In 1959, the American Association on Mental Retardation (then called the American Association on Mental Deficiency) adopted this definition of mental retardation:
Mental retardation refers to sub-average general intellectual functioning which originates during the developmental period and is associated with impairment in adaptive behavior." (Heber, 1959, cited in J.D. Smith 381)
The AAMD Manual on Terminology and Classification in 1959 "suggested a three-level division of those with an IQ below 50 into moderately, severely, and profoundly retarded. This classification replaced a similar hierarchy from 1910 based on the "mental age" of the individual – idiots, imbeciles, and morons.
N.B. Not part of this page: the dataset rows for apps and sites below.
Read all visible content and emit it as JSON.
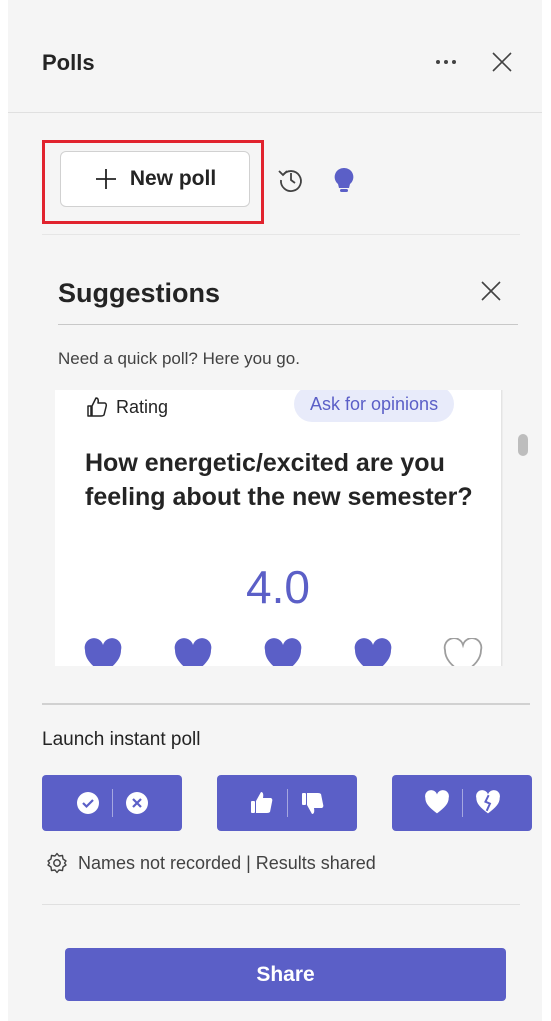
{
  "header": {
    "title": "Polls"
  },
  "toolbar": {
    "new_poll_label": "New poll"
  },
  "suggestions": {
    "title": "Suggestions",
    "subtitle": "Need a quick poll? Here you go.",
    "card": {
      "type_label": "Rating",
      "tag": "Ask for opinions",
      "question": "How energetic/excited are you feeling about the new semester?",
      "rating_value": "4.0",
      "hearts_filled": 4,
      "hearts_total": 5
    }
  },
  "instant_poll": {
    "label": "Launch instant poll",
    "buttons": [
      {
        "icons": [
          "check-circle-icon",
          "x-circle-icon"
        ]
      },
      {
        "icons": [
          "thumbs-up-icon",
          "thumbs-down-icon"
        ]
      },
      {
        "icons": [
          "heart-icon",
          "broken-heart-icon"
        ]
      }
    ],
    "settings_text": "Names not recorded | Results shared"
  },
  "share_label": "Share",
  "colors": {
    "accent": "#5b5fc7",
    "highlight": "#e1232e",
    "tag_bg": "#e8ebfa"
  }
}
In 1961, the AAMD was more specific about what it meant by "sub-average". Anyone scoring below 85 on an IQ test would be considered sub-average. This created a very large category of people defined as "borderline". The generic terms of borderline (IQ 67-83), mild (IQ 50-66), moderate (IQ 3-49), severe (16-32), and profound (IQ <16) were adopted.